It seems that the next technological revolution will be ushered in by the ever so versatile 3D printers that are being used across the board to literally print just about anything. Whether it is 3D printers that can be bought for home use or printers used to create replicas of James Bond’s Aston Martin to destroy in the latest Bond film, these nifty devices are increasingly becoming the next best thing technology has to offer.
Of course, because of their ingenuity, 3D printers are also having wide application in the field of medicine, where they are being tested to see if they can be used for printing parts of the human body. Though not quite there yet, the latest creation from a hybrid printer is the printing of cartilage, the first time this has ever been done.
Researchers from the Wake Forest Institute for Regenerative Medicine in North Carolina, USA, were able to bio fabricate cartilage using an ink jet printer and a spinning machine, creating artificial cartilage that could possibly be used for the treatment of joints and related injuries.
Detailing their work in the Institute of Physics’ journal, Biofabrication, the researchers said they were able to create the cartilage using polymer combined cartilage cells from a rabbit’s ear. Feeding this mixture to a spinning machine, the researchers were able to create very fine fibers, which were then printed, giving the artificial cartilage porous properties, which, according to the research, are essential to the cartilage.
Implanting it in mice, the artificial cartilage was seen to develop the attribute of real cartilage after 8 weeks and according to the researchers, this could mean use of the artificial cartilage in humans.
Co-author James Yoo spoke about the research, saying, "This is a proof-of-concept study and illustrates that a combinations of materials and fabrication methods generates durable implantable constructs.”
The researchers suggested that with future development, the artificial cartilage could even be “tailor made,” making the cartilage specific to patients.
Commenting on the innovation, Dr. Richard Weiler of the University College London Hospitals said, “Certainly with sport there are injuries that cause damage to cartilage - we have seen this with some famous footballers, cyclists and other athletes who have had traumatic injuries where the cartilage has been damaged and then drops off and doesn't grow back very well in the affected area.

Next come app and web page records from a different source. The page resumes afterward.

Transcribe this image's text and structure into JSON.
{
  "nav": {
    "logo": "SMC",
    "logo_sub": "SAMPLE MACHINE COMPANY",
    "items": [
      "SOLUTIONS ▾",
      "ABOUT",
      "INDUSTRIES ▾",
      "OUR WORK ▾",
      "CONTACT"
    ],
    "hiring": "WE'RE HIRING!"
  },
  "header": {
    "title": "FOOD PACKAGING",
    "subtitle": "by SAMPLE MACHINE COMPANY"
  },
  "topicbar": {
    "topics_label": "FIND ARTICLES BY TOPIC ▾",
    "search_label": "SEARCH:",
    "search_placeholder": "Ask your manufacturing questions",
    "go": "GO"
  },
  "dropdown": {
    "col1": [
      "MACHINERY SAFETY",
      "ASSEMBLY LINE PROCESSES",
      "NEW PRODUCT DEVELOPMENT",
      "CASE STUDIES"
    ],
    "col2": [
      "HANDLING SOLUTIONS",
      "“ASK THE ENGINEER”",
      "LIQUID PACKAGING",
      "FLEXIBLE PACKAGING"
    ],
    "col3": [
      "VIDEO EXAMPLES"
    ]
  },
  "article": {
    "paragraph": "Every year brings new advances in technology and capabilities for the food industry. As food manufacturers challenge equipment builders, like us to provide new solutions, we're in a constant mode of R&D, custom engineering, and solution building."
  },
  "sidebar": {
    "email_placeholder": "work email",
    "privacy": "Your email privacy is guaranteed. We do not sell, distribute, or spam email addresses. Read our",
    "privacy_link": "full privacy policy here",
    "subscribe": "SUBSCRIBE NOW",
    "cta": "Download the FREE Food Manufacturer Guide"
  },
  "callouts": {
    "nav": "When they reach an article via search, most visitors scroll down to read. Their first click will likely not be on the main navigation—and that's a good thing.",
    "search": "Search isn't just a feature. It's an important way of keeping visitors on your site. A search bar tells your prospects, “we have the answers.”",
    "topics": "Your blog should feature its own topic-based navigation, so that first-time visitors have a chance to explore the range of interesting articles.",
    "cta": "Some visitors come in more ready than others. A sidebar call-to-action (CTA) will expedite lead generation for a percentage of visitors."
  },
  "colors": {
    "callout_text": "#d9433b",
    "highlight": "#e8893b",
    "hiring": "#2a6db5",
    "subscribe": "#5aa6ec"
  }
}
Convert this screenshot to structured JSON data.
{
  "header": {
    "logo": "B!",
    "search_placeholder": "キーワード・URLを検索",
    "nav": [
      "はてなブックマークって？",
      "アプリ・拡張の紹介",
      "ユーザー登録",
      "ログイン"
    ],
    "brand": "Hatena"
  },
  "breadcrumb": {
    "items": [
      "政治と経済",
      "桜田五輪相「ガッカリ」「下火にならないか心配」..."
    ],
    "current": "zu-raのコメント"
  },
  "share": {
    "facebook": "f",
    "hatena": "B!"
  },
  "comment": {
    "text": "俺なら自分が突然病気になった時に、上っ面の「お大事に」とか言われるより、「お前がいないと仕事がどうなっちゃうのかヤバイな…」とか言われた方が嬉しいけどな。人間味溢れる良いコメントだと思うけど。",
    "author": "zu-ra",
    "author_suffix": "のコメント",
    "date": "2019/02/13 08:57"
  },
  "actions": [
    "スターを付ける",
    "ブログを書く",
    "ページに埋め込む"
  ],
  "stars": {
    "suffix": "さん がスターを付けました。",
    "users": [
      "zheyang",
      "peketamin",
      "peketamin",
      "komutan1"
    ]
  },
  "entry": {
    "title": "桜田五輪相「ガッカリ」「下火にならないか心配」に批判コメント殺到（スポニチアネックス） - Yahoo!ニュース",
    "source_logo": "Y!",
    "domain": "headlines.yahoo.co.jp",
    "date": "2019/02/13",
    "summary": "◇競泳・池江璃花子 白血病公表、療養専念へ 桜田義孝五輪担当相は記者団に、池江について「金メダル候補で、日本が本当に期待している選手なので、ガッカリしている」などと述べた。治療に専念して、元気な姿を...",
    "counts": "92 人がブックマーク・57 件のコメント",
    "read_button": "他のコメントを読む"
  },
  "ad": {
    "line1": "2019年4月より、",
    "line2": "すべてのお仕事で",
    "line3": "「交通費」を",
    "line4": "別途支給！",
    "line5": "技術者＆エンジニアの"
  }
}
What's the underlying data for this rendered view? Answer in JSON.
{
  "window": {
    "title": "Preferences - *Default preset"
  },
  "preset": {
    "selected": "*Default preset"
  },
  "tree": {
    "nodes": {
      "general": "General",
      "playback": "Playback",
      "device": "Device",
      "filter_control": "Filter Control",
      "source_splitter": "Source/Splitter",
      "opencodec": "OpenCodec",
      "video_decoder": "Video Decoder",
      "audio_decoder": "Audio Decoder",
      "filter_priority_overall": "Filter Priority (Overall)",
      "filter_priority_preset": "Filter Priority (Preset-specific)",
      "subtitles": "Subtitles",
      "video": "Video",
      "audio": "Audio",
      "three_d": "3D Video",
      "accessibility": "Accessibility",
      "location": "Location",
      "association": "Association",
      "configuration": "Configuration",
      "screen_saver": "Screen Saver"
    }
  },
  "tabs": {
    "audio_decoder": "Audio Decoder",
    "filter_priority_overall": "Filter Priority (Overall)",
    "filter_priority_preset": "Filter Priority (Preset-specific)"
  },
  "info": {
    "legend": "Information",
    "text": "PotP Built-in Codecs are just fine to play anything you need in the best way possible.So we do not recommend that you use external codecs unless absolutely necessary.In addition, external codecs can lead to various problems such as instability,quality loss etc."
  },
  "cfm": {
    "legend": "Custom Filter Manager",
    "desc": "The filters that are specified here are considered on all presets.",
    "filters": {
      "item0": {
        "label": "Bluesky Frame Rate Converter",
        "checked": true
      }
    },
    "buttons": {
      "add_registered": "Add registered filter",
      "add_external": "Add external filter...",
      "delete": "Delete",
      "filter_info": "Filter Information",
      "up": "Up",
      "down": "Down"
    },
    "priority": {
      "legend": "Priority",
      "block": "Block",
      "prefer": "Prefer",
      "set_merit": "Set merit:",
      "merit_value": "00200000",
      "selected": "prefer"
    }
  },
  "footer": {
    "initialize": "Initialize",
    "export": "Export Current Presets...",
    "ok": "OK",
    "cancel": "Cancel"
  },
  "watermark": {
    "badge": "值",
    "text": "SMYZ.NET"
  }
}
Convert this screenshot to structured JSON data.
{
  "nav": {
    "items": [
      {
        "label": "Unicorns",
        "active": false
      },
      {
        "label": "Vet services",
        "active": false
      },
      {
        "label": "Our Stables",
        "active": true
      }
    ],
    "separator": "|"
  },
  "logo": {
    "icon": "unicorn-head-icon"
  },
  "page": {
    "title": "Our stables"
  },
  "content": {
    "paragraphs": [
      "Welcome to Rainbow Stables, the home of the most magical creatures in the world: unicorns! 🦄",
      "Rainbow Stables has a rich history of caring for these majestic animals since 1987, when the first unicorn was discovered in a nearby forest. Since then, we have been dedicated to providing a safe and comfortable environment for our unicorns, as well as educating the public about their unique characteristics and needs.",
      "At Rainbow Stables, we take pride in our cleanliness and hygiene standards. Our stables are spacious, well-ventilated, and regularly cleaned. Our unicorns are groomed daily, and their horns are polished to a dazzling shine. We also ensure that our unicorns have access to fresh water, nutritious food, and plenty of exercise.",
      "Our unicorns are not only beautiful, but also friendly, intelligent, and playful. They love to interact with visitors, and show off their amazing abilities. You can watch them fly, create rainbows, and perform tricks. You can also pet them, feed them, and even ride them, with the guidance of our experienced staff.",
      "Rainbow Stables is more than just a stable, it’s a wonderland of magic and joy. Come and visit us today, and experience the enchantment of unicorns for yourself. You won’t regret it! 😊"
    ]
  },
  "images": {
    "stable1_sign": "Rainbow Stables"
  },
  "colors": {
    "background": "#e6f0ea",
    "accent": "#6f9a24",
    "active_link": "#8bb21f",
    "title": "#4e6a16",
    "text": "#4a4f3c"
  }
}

However, there have been lots of previous cartilage replacement technologies that were shown to have had an effect in animals but have proved not to be as good as hoped when used long-term by humans. This technology sounds an interesting development; we would just want to make sure it's safe."